Named for a God of child sacrifice who then proceeds to di/ingest said infants as dessert (he’s (always a he) also suitably cast in Milton’s Paradise Lost and Ginsberg’s Howl) this Super-Cali-Ritualistic-Esoteric-docious pair play for redemption, praying for (radio) time.

Eleven songs detailing romantique woes and lows, outlining affairs of the heart aching/art-making kind that comprise an expert dis/reassembling and de/restructuring: the end product a kaleidoscopic bricolage-homage, a patchwork-panorama of electric-eclecticism.

With (s)influences varying from Richard Hellish ‘blank generation’ apathy on ‘New York’ to the Prefab Four’s Monkeeing about bonhomie (sem)antics which are all over ‘No Control’. The Byrdsian jingle-jangle ‘The one I love’ enlists you for the eight miles high club. Spiralling organotronics permeate ‘Ten Thousand’ a Dan Sartainesque fable in its ramshackle and reedy hyper-rockin’ and rollin’.

The a-Syd (Barrett) whimsury-rhymery of ‘Charlie’s Lips’ is a disaffected drawling death-disc(o), does our man wish to BE Charlie or does he pity him? As the titular Chuck ‘sharks the passers-by …’ the song comes across as a kin-sing-ship with Jonathan Richman’s perma-stoned ‘Hippy Johnny’. Fitzsimons’s mocking delivery leaving us in the dark.

Those Satanic Majesties themselves the Rolling Stones are summonsed doubly on the sneering country-honking ‘That’s the trouble with you’ and the happy-sad ‘You and me (with its nod to ‘I’m free’) both paeans to escape: freedom in both the spiritual and physical realms.

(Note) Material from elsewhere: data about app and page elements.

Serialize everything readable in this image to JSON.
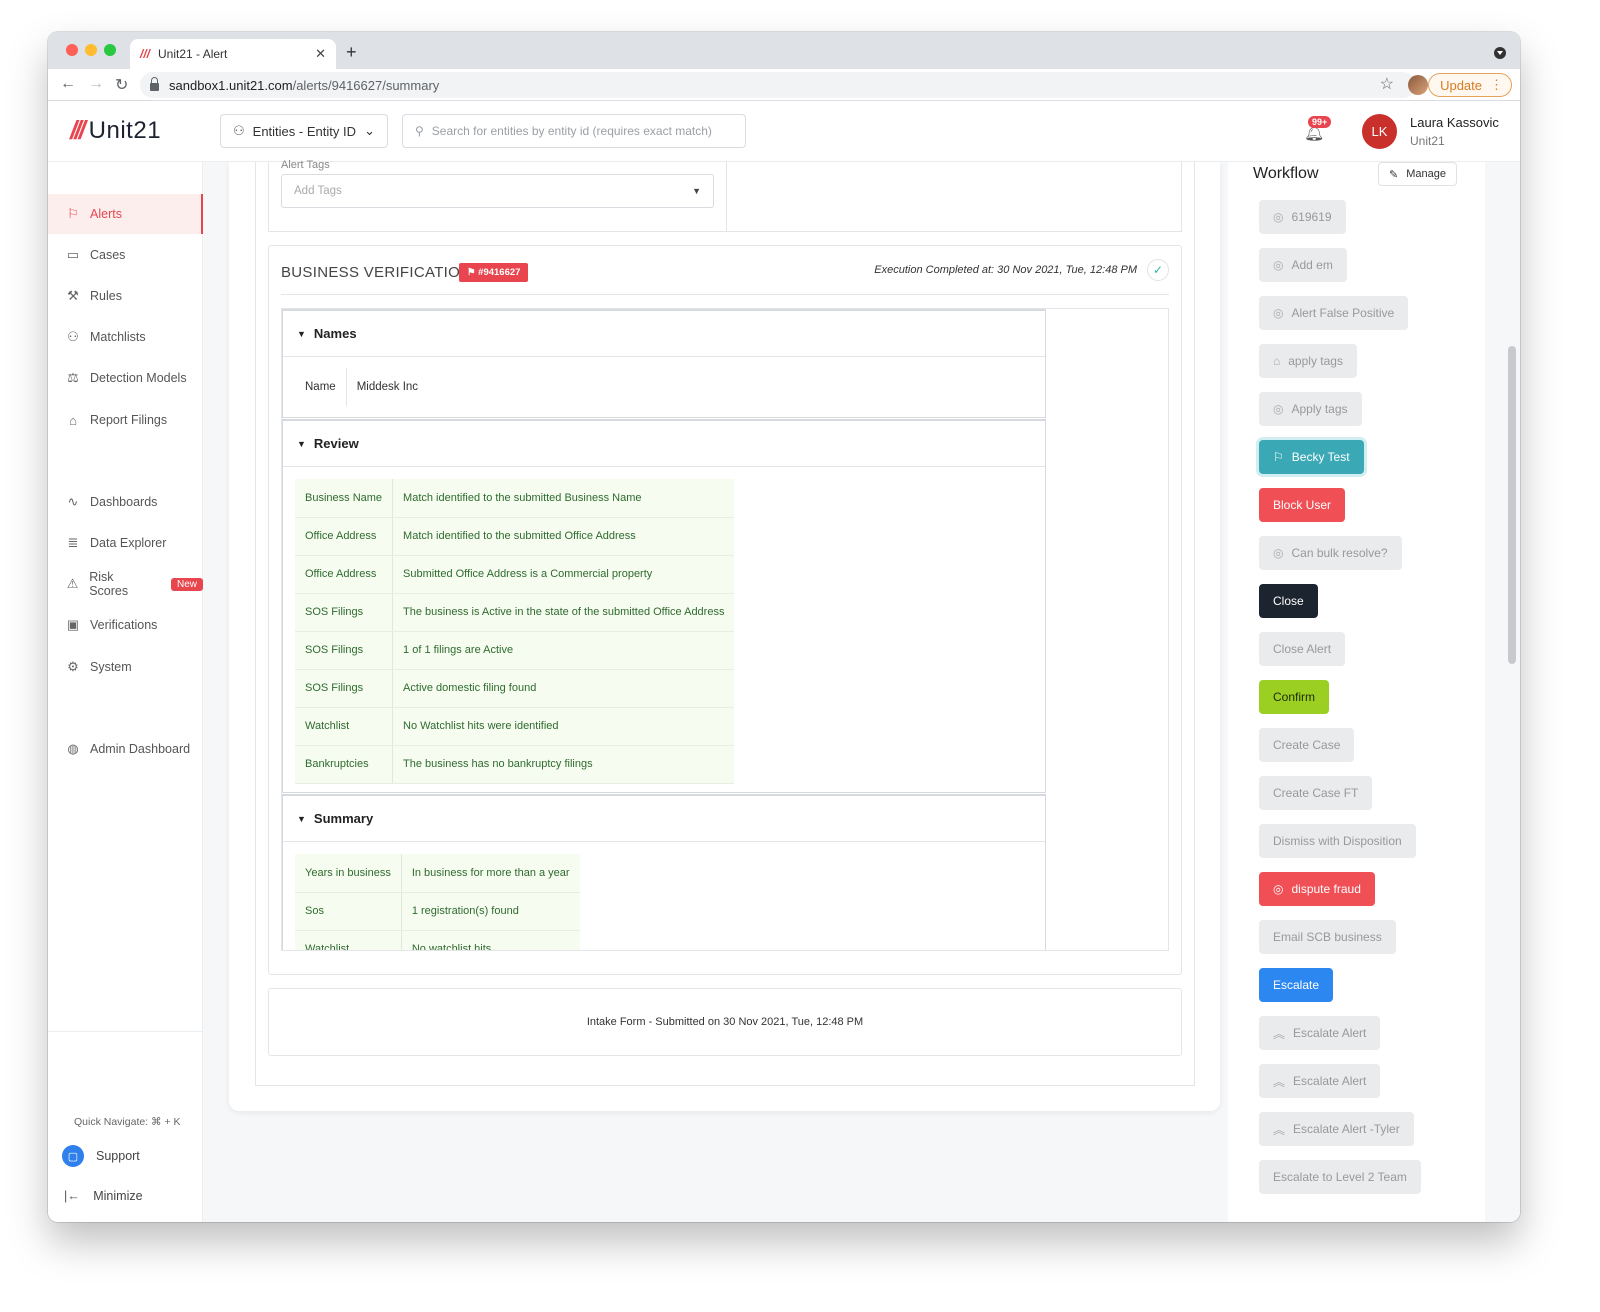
{
  "browser": {
    "tab_title": "Unit21 - Alert",
    "tab_close": "✕",
    "new_tab": "+",
    "url_host": "sandbox1.unit21.com",
    "url_path": "/alerts/9416627/summary",
    "update_label": "Update"
  },
  "header": {
    "logo_slashes": "///",
    "logo_text": "Unit21",
    "entity_select": "Entities - Entity ID",
    "search_placeholder": "Search for entities by entity id (requires exact match)",
    "notification_badge": "99+",
    "user_initials": "LK",
    "user_name": "Laura Kassovic",
    "user_org": "Unit21"
  },
  "sidebar": {
    "items": [
      {
        "label": "Alerts",
        "icon": "flag-icon"
      },
      {
        "label": "Cases",
        "icon": "briefcase-icon"
      },
      {
        "label": "Rules",
        "icon": "rules-icon"
      },
      {
        "label": "Matchlists",
        "icon": "user-list-icon"
      },
      {
        "label": "Detection Models",
        "icon": "scale-icon"
      },
      {
        "label": "Report Filings",
        "icon": "bank-icon"
      },
      {
        "label": "Dashboards",
        "icon": "chart-icon"
      },
      {
        "label": "Data Explorer",
        "icon": "data-search-icon"
      },
      {
        "label": "Risk Scores",
        "icon": "warning-icon",
        "badge": "New"
      },
      {
        "label": "Verifications",
        "icon": "id-card-icon"
      },
      {
        "label": "System",
        "icon": "gear-icon"
      },
      {
        "label": "Admin Dashboard",
        "icon": "globe-icon"
      }
    ],
    "quick_navigate": "Quick Navigate: ⌘ + K",
    "support": "Support",
    "minimize": "Minimize"
  },
  "alert_tags": {
    "label": "Alert Tags",
    "placeholder": "Add Tags"
  },
  "business_verification": {
    "title": "BUSINESS VERIFICATION",
    "badge": "#9416627",
    "execution": "Execution Completed at: 30 Nov 2021, Tue, 12:48 PM",
    "sections": {
      "names": {
        "title": "Names",
        "key": "Name",
        "value": "Middesk Inc"
      },
      "review": {
        "title": "Review",
        "rows": [
          {
            "key": "Business Name",
            "value": "Match identified to the submitted Business Name"
          },
          {
            "key": "Office Address",
            "value": "Match identified to the submitted Office Address"
          },
          {
            "key": "Office Address",
            "value": "Submitted Office Address is a Commercial property"
          },
          {
            "key": "SOS Filings",
            "value": "The business is Active in the state of the submitted Office Address"
          },
          {
            "key": "SOS Filings",
            "value": "1 of 1 filings are Active"
          },
          {
            "key": "SOS Filings",
            "value": "Active domestic filing found"
          },
          {
            "key": "Watchlist",
            "value": "No Watchlist hits were identified"
          },
          {
            "key": "Bankruptcies",
            "value": "The business has no bankruptcy filings"
          }
        ]
      },
      "summary": {
        "title": "Summary",
        "rows": [
          {
            "key": "Years in business",
            "value": "In business for more than a year"
          },
          {
            "key": "Sos",
            "value": "1 registration(s) found"
          },
          {
            "key": "Watchlist",
            "value": "No watchlist hits"
          }
        ]
      }
    }
  },
  "intake_form": "Intake Form - Submitted on 30 Nov 2021, Tue, 12:48 PM",
  "workflow": {
    "title": "Workflow",
    "manage_label": "Manage",
    "buttons": [
      {
        "label": "619619",
        "style": "disabled",
        "icon": "check-circle-icon"
      },
      {
        "label": "Add em",
        "style": "disabled",
        "icon": "check-circle-icon"
      },
      {
        "label": "Alert False Positive",
        "style": "disabled",
        "icon": "check-circle-icon"
      },
      {
        "label": "apply tags",
        "style": "disabled",
        "icon": "tag-icon"
      },
      {
        "label": "Apply tags",
        "style": "disabled",
        "icon": "check-circle-icon"
      },
      {
        "label": "Becky Test",
        "style": "teal",
        "icon": "flag-icon"
      },
      {
        "label": "Block User",
        "style": "red",
        "icon": ""
      },
      {
        "label": "Can bulk resolve?",
        "style": "disabled",
        "icon": "check-circle-icon"
      },
      {
        "label": "Close",
        "style": "dark",
        "icon": ""
      },
      {
        "label": "Close Alert",
        "style": "disabled",
        "icon": ""
      },
      {
        "label": "Confirm",
        "style": "green",
        "icon": ""
      },
      {
        "label": "Create Case",
        "style": "disabled",
        "icon": ""
      },
      {
        "label": "Create Case FT",
        "style": "disabled",
        "icon": ""
      },
      {
        "label": "Dismiss with Disposition",
        "style": "disabled",
        "icon": ""
      },
      {
        "label": "dispute fraud",
        "style": "red",
        "icon": "check-circle-icon"
      },
      {
        "label": "Email SCB business",
        "style": "disabled",
        "icon": ""
      },
      {
        "label": "Escalate",
        "style": "blue",
        "icon": ""
      },
      {
        "label": "Escalate Alert",
        "style": "disabled",
        "icon": "chevron-up-icon"
      },
      {
        "label": "Escalate Alert",
        "style": "disabled",
        "icon": "chevron-up-icon"
      },
      {
        "label": "Escalate Alert -Tyler",
        "style": "disabled",
        "icon": "chevron-up-icon"
      },
      {
        "label": "Escalate to Level 2 Team",
        "style": "disabled",
        "icon": ""
      }
    ]
  },
  "colors": {
    "brand_red": "#e8454f",
    "teal": "#3aa9b5",
    "green": "#9bcf22",
    "blue": "#2c88f0",
    "dark": "#1c2430"
  }
}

‘Little Stars’ has energy-echoes of den of iniquity anthem ‘House of the rising sun’, a dark undertow underpins this autobiographical(?) narration, his portentous story-selling depicting a hellish day in the strife that doubles as a warning to you and me. Take heed.

‘No more cryin’ oozes woozy-bluesy harmonica, the lyrics deadpan and drawled/doled out with the end-product like Television covering ‘19th Nervous Breakdown’.

This is not simply a case of analogue archive exhuming, these Bohemian Groovers have delivered 11 skull and boneshakers; the City of Angels has some new demons to kneel at the alt-altar for. Proffer your lambs.

As the saying goes: if you can remember the 60s … then you’re in your 60s.